Depression falls under the category of a mood disorder. It can happen to anyone and is different from regular mood changes and feelings about everyday life. Depression, in its more chronic forms, can be a debilitating illness. It can affect all aspects of a person’s life, including relationships with family, friends, work and links to their community.

Depression is still largely misunderstood in our society and carries much stigma for those who experience its symptoms. How many times have you heard someone reference “They just need to snap out of it!”? Unfortunately it’s not that simple and such attitudes create barriers for people to access the support they need.

Depression has been described by many who experience it as “Carrying an unmanageable weight around on your shoulders all day every day, without any energy and feeling constantly tired and sad”.


  • According to the World Health Organisation it is estimated around 280 million people worldwide experience depression making it the most common mental illness.
  • Depression is one of the most prevalent mental health disorders, affecting around 1 in 6 adults in the UK. It is also associated with other mental health issues, such as anxiety, stress and loneliness.
  • Research shows that women are twice as likely to experience depression than men. However, 15% of women receive treatment for depression, compared to only 9% of men.
  • And depression is not just a public health issue. It also presents significant challenges for organisations.

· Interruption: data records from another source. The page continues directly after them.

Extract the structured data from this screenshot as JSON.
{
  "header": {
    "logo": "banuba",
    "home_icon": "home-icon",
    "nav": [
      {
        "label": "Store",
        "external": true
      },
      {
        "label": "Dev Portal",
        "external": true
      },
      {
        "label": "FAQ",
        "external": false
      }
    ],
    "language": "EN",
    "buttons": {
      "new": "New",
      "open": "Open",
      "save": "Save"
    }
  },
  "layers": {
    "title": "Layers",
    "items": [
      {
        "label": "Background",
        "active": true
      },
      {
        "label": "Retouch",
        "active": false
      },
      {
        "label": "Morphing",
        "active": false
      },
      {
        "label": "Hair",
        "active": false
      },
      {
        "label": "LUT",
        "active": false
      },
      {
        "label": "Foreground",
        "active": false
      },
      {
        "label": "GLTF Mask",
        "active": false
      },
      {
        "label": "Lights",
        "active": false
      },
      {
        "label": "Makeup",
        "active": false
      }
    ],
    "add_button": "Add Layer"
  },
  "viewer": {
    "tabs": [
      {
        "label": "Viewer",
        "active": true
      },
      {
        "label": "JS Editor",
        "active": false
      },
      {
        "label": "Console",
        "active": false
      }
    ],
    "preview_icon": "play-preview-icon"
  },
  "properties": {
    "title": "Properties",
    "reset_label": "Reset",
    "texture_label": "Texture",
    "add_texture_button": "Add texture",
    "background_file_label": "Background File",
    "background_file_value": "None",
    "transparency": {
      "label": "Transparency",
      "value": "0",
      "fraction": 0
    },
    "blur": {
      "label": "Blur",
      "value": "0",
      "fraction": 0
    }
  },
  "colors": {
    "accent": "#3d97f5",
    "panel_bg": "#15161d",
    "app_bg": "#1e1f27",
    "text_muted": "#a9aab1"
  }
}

During a depressive episode, a person experiences a depressed mood (feeling sad, irritable, empty). They may feel a loss of pleasure or interest in activities.

A depressive episode is different from regular mood fluctuations. They last most of the day, nearly every day, for at least two weeks.

Other symptoms are also present, which may include:

  • Poor concentration.
  • Feelings of excessive guilt or low self-worth.
  • Hopelessness about the future.
  • Thoughts about dying or suicide.
  • Disrupted sleep.
  • Changes in appetite or weight.
  • Feeling very tired or low in energy.

A depressive episode can be categorized as mild, moderate, or severe depending on the number and severity of symptoms, as well as the impact on the individual’s functioning. 

Royal Society of Psychiatry What does Depression feel like? (


In the UK, a new depression care pathway was implemented by NICE in 2022 and is an important step forward in treating depression. For an overview, please click the following link: Overview | Depression in adults: treatment and management | Guidance | NICE.

For a comprehensive list of treatment options please click: All treatment options from the NHS


Depression UK • Home

APNI – Association for Post-Natal Illness | Post Natal Depression

Support groups – Depression in adults – NHS (